Although the present invention has been described with reference to specific examples, it will be apparent to those skilled in the art, that modifications of this invention can be made and that equivalents can be substituted without departing from the spirit of the invention.
What is claimed as new is as follows:
'1. A dry pulverulent composition adapted to be hydrated with from 1 part to 200 parts, by weight, of water to form a pliable, cohesive, moldable, non-crumbly, nontoxic plastic composition which consists essentially of as active components, on the basis of weight about 3.5% to guar gum, alkali metal borate, and at least 5% boric acid, said boric acid component being present in an excess to the alkali metal borate so as to lower the pH of a hydrated system produced therefrom to at least below 7.0.
2. The composition of claim 1 including a higher molecular weight polysaccharide comprising the alkali deacetylated derivative of the acetyl-ester form of a polymer comprising mannose, glucose and potassium glucuronate and said alkali metal borate is borax.
3. A dry pulverulent composition adapted to be hydrated with about 1 part to about 200 parts, by weight, of water to form a pliable, moldable, cohesive, noncrumbly, non-toxic plastic composition which consists essentially of as active components, on the basis of weight, about 3.5% to 90% guar gum, about 0.1% to 20% alkali metal borate and about 5% to 98% boric acid. said acid being present in an excess to the alkali metal borate so as to lower the pH of a hydrated system produced therefrom to at least below 7.0.
essentially of as active components, on the basis of weight,
about 65% guar gum, about 2% alkali metal borate and about 33% boric acid.

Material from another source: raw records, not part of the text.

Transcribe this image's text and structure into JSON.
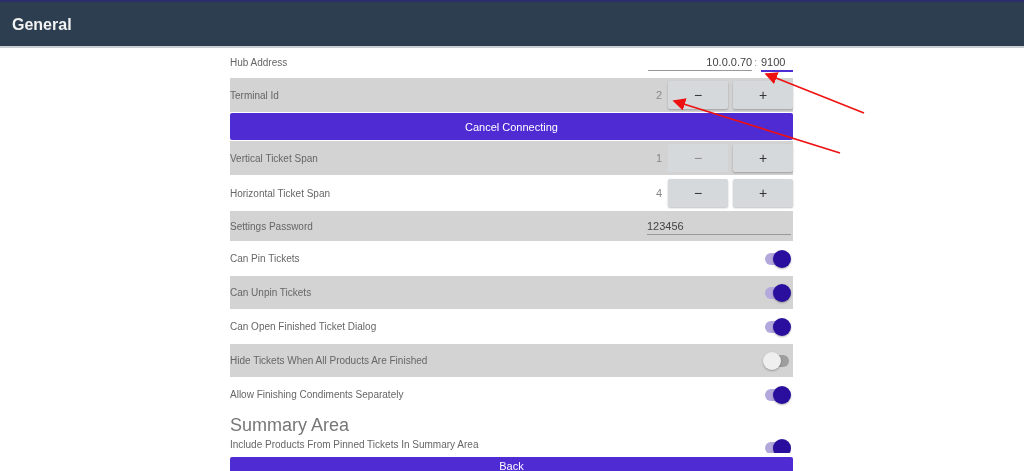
{
  "app_bar": {
    "title": "General"
  },
  "rows": [
    {
      "kind": "address",
      "label": "Hub Address",
      "host": "10.0.0.70",
      "separator": ":",
      "port": "9100",
      "port_focused": true
    },
    {
      "kind": "stepper",
      "label": "Terminal Id",
      "value": "2",
      "minus": "−",
      "plus": "+",
      "minus_disabled": false
    },
    {
      "kind": "button",
      "label": "Cancel Connecting"
    },
    {
      "kind": "stepper",
      "label": "Vertical Ticket Span",
      "value": "1",
      "minus": "−",
      "plus": "+",
      "minus_disabled": true
    },
    {
      "kind": "stepper",
      "label": "Horizontal Ticket Span",
      "value": "4",
      "minus": "−",
      "plus": "+",
      "minus_disabled": false
    },
    {
      "kind": "password",
      "label": "Settings Password",
      "value": "123456"
    },
    {
      "kind": "toggle",
      "label": "Can Pin Tickets",
      "on": true
    },
    {
      "kind": "toggle",
      "label": "Can Unpin Tickets",
      "on": true
    },
    {
      "kind": "toggle",
      "label": "Can Open Finished Ticket Dialog",
      "on": true
    },
    {
      "kind": "toggle",
      "label": "Hide Tickets When All Products Are Finished",
      "on": false
    },
    {
      "kind": "toggle",
      "label": "Allow Finishing Condiments Separately",
      "on": true
    },
    {
      "kind": "heading",
      "label": "Summary Area"
    },
    {
      "kind": "toggle",
      "label": "Include Products From Pinned Tickets In Summary Area",
      "on": true
    }
  ],
  "back_button": {
    "label": "Back"
  }
}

7. The composition of claim 6 including about 0.5% of a high molecular weight polysaccharide, comprising the akali deacetylated derivative of the acetyl-ester form of a polymer comprising mannose, glucose and potassium glucuronate.
8. The composition of claim 6 wherein said alkali metal borate is borax.
9. A pliable, cohesive, moldable, non-crumbly, nontoxic plastic composition which consists essentially of 1 part by weight of a dry pulverulent precursor consisting essentially of as active components about 3.5% to 90% guar gum, about 0.1% to 20% alkali metal borate, and
r ALEXANDER H. BRODMERKEL, Primary Examiner.
about 5% to 98% boric acid, said acid being present in an excess to the alkali metal borate so as to lower the pH of the composition to at least below 7.0 hydrated with about 1 part to 200 parts of water.
10. The composition of claim 9 wherein the dry pulverulent precusor includes about 0.5% of a high molecular weight polysaccharide comprising the alkali deacetylated derivative of the acetyl-ester form of a polymer comprising mannose, glucose and potassium glucuronate and said alkali metal borate is borax.
References Cited UNITED STATES PATENTS 2,868,664 1/1959 Golstein.
3,000,790 9/1961 Jeanes et al.
3,054,689 9/1962 Jeanes et a1.
3,167,440 1/1965 McVicker et al.
3,265,631 8/1966 Jordan.
2,644,763 7/1953 Frisch et a1. 160-208 2,644,765 7/1953 Frisch et a1 106-208 3,163,219 12/1964 Wyant et a1 252-855 3,058,909 10/1962 Kern 2528.55
D. J. ARNOLD, Assistant Examiner.